Records from a data collection:
-.-.-

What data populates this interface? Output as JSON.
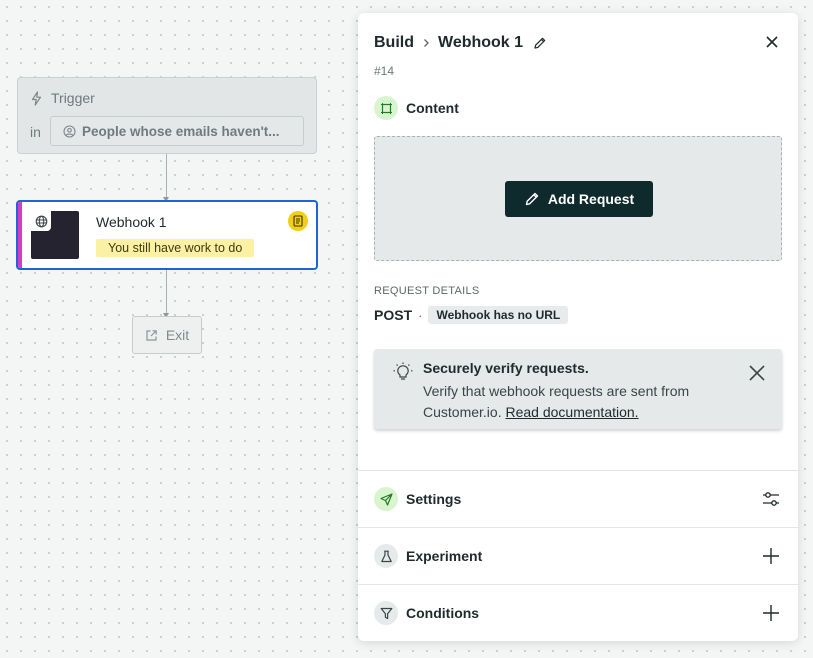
{
  "canvas": {
    "trigger": {
      "label": "Trigger",
      "in_label": "in",
      "segment": "People whose emails haven't...",
      "icon": "lightning-icon",
      "segment_icon": "segment-icon"
    },
    "webhook_node": {
      "title": "Webhook 1",
      "warning": "You still have work to do",
      "icon": "globe-icon",
      "note_icon": "note-icon",
      "accent_color": "#d63cc3",
      "selected_color": "#1a66d6",
      "warning_color": "#fcf0a4"
    },
    "exit": {
      "label": "Exit",
      "icon": "exit-icon"
    }
  },
  "panel": {
    "breadcrumb": [
      "Build",
      "Webhook 1"
    ],
    "node_id": "#14",
    "content": {
      "label": "Content",
      "add_request_label": "Add Request"
    },
    "request_details": {
      "label": "REQUEST DETAILS",
      "method": "POST",
      "separator": "·",
      "url_status": "Webhook has no URL"
    },
    "callout": {
      "title": "Securely verify requests.",
      "body": "Verify that webhook requests are sent from Customer.io.",
      "link": "Read documentation."
    },
    "sections": [
      {
        "label": "Settings",
        "icon": "paper-plane-icon",
        "action_icon": "sliders-icon",
        "icon_bg": "#d9f5cf"
      },
      {
        "label": "Experiment",
        "icon": "flask-icon",
        "action_icon": "plus-icon",
        "icon_bg": "#e6eaea"
      },
      {
        "label": "Conditions",
        "icon": "filter-icon",
        "action_icon": "plus-icon",
        "icon_bg": "#e6eaea"
      }
    ],
    "colors": {
      "primary_button": "#0f2a2d",
      "content_icon_bg": "#d9f5cf"
    }
  }
}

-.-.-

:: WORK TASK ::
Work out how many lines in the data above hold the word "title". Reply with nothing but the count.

:: REPLY TO THE EXERCISE ::
2